The day-to-day operations of landscaping businesses have changed significantly for everyone across the nation since the outbreak of COVID-19 (coronavirus), and for those still operating, it’s been anything but business as usual.
Take a look at how some landscapers have adapted their work schedules to COVID-19, as well as what they are doing to prepare their business for the coming months.
Terra and Nikos Phelps, owners of Utopian Landscapes, LLC in Harrisburg, Pennsylvania, are still currently deemed essential to operate under the facilities and business maintenance section of their area’s shelter in place order.
“We’ve got countless processes underway to cope with the COVID status of things, and we’re making sure we do our part to prevent the spread,” says Terra.
At the start of the day, Terra says their team reports to the office for a safety meeting, now conducted with social distancing implemented among those gathered. Since the outbreak, new addendums have been added to the team’s regular safety sheet, such as reporting temperature readings each morning, agreeing to follow the company’s COVID-19 safety protocols and more.

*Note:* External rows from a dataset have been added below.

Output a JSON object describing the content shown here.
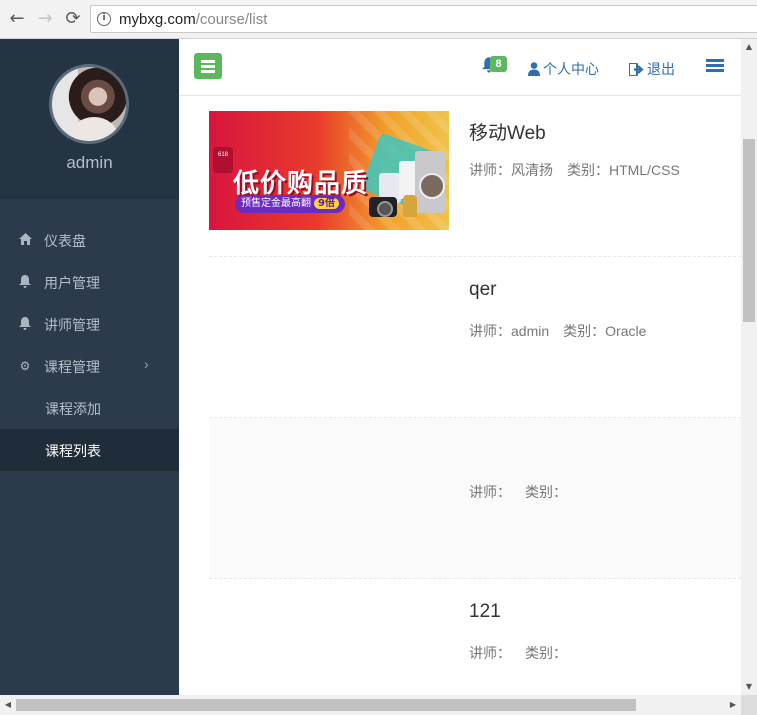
{
  "browser": {
    "url_host": "mybxg.com",
    "url_path": "/course/list",
    "back_icon": "arrow-left",
    "forward_icon": "arrow-right",
    "reload_icon": "reload"
  },
  "sidebar": {
    "admin_name": "admin",
    "items": [
      {
        "label": "仪表盘",
        "icon": "home-icon"
      },
      {
        "label": "用户管理",
        "icon": "bell-icon"
      },
      {
        "label": "讲师管理",
        "icon": "bell-icon"
      },
      {
        "label": "课程管理",
        "icon": "gear-icon"
      },
      {
        "label": "课程添加"
      },
      {
        "label": "课程列表"
      }
    ],
    "active_item": "课程列表",
    "colors": {
      "bg": "#2b3b4c",
      "profile_bg": "#243443",
      "active_bg": "#1f2d3a"
    }
  },
  "topbar": {
    "notification_count": "8",
    "profile_link": "个人中心",
    "logout_link": "退出",
    "accent": "#2f6fad",
    "toggle_color": "#5cb85c"
  },
  "courses": [
    {
      "title": "移动Web",
      "teacher_label": "讲师：风清扬",
      "category_label": "类别：HTML/CSS",
      "has_image": true,
      "banner": {
        "headline": "低价购品质",
        "pill": "预售定金最高翻",
        "multiplier": "9倍",
        "logo": "618"
      }
    },
    {
      "title": "qer",
      "teacher_label": "讲师：admin",
      "category_label": "类别：Oracle",
      "has_image": false
    },
    {
      "title": "",
      "teacher_label": "讲师：",
      "category_label": "类别：",
      "has_image": false
    },
    {
      "title": "121",
      "teacher_label": "讲师：",
      "category_label": "类别：",
      "has_image": false
    }
  ]
}
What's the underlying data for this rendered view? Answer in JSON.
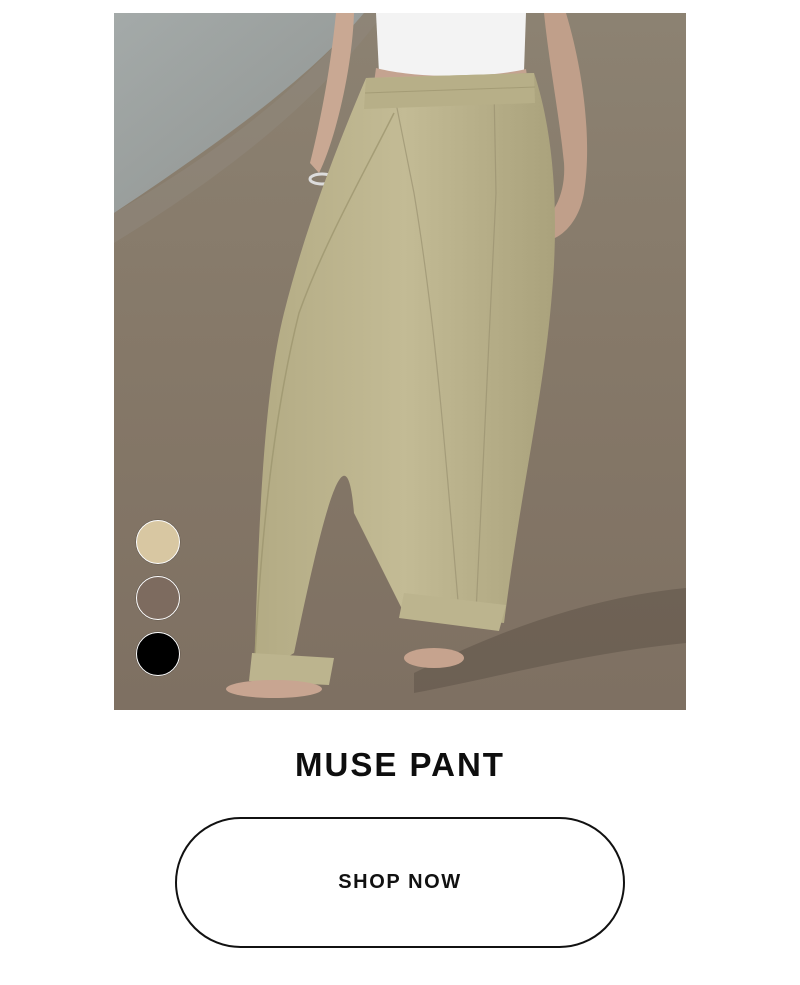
{
  "product": {
    "title": "MUSE PANT",
    "image_alt": "Model wearing wide-leg khaki pleated trousers on a beach"
  },
  "swatches": [
    {
      "name": "khaki",
      "color": "#d8c7a2"
    },
    {
      "name": "taupe",
      "color": "#7d6b5f"
    },
    {
      "name": "black",
      "color": "#000000"
    }
  ],
  "cta": {
    "label": "SHOP NOW"
  },
  "colors": {
    "sand": "#8a7d6f",
    "sea": "#9aa0a0",
    "pant": "#bdb58e",
    "shirt": "#f2f2f2"
  }
}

Each employee must sign the forms before beginning work, as well as run through the safety and cleanliness guidelines for the day. Terra notes that employees are also driving their own company vehicles to the sites each day to cut down on close-quarters contact. Utopian has also implemented two-man work crews to help employees practice social distancing while working.
When it’s time to hit the jobsite, employees will grab their color-coded clipboards, their tablets and their corresponding color-coded tools. At the end of the day, employees are responsible for wiping everything down with antibacterial spray and color-coded microfiber towels that Terra says she washes daily for the teams to reuse.
In the event that one member of the two-man crew finds himself/herself having to work in close proximity to another employee on the jobsite, the teams are also supplied with bandannas to cover their faces. The Phelpses say at each site, they are now running two vehicles, two trailers, two mowers and two sets of equipment to ensure workers don’t have to share tools during the day.
“There’s kind of been a real social and mind swap where you’re kind of forgetting everything you’ve been taught; like if you’re walking, pick something up or telling them to work together,” says Nikos. “You have to almost operate as if every man is in it for himself, but everybody does understand it is temporary and it is for the greater good.”
Miles Kuperus, Jr., CEO of Farmside Landscape & Design in Wantage, New Jersey, says his company is currently still up and running in New Jersey, but things are looking slightly different for his customers in Pennsylvania and New York.
“I don’t want my team members to get the virus, I don’t want anybody to be contaminated and I don’t want to put anybody in harm’s way, so as a business owner, you’re dealing with that at a high emotional level as well,” says Kuperus. “As an owner, I’ve got to steady the ship and keep the calm within the team.”
During company safety meetings, Kuperus says he takes time at the beginning to ask his team to raise their hands if 1) they have either felt that Farmside was putting them in harm’s way with anything they were doing or 2) if they know anyone that has contracted COVID-19.
Kuperus says his goal is never to scare employees or make them feel unsafe, but instead, he hopes to give them a realistic look at how the virus is affecting those around them or how close it could potentially be to them, whether they realize it or not.
Farmside has also implemented two-man crews per site to meet with social distancing requirements. If, however, a third crew member is needed for a job, that extra employee will take a separate vehicle to the site and continue proper social distancing practices once there. Kuperus says, thankfully, they have extra support vehicles available to allow crew members that option, and employees have also been offered the option of using their personal vehicles to travel to jobsites.
Customers and employees
So far, Kuperus says they have not had to make any financial or staffing cuts due to the virus, and he adds that they have actually temporarily held off on hiring new employees due to the risk of bringing in someone who has been exposed.
While Kuperus agrees that with the nationwide labor shortage still in full swing, Farmside is in need of more employees, but at this time, he deems it too risky for his current staff.
“That’s a bigger issue for us than letting people off,” says Kuperus.
The Phelpses agreed that in the interest of helping their employees feel safe, they made it optional for team members to come in if they are in any way concerned for the health of their families or themselves.
“One thing we have told our staff is that no matter what happens, we’ll be covering their medical throughout this whole process,” says Nikos. “Some of our team may now only have one person in the house that’s working, so if we can help subsidize their paycheck a little bit and allow them to not have to worry about their medical, or if for some reason things really slow down or we get stopped, we still will cover that expense for them so they’re not without.”
With customers spending more time in their homes and desiring a better outdoor space, the Phelpses say they’ve seen more positive and faster feedback from customers when dealing with proposals and approving changes.
“I think this is going to be a game changer once the dust settles and we’re on the other side of this,” says Terra. “I think people are really going to reflect on how people reacted to this. It’s unprecedented times, so there’s no right answer to this stuff. You just kind of navigate it the best you can.”
Check back tomorrow for part two, where we’ll take a look at the uncertainty these companies have surrounding cash flow, supply chains and project backlogs over the next few months.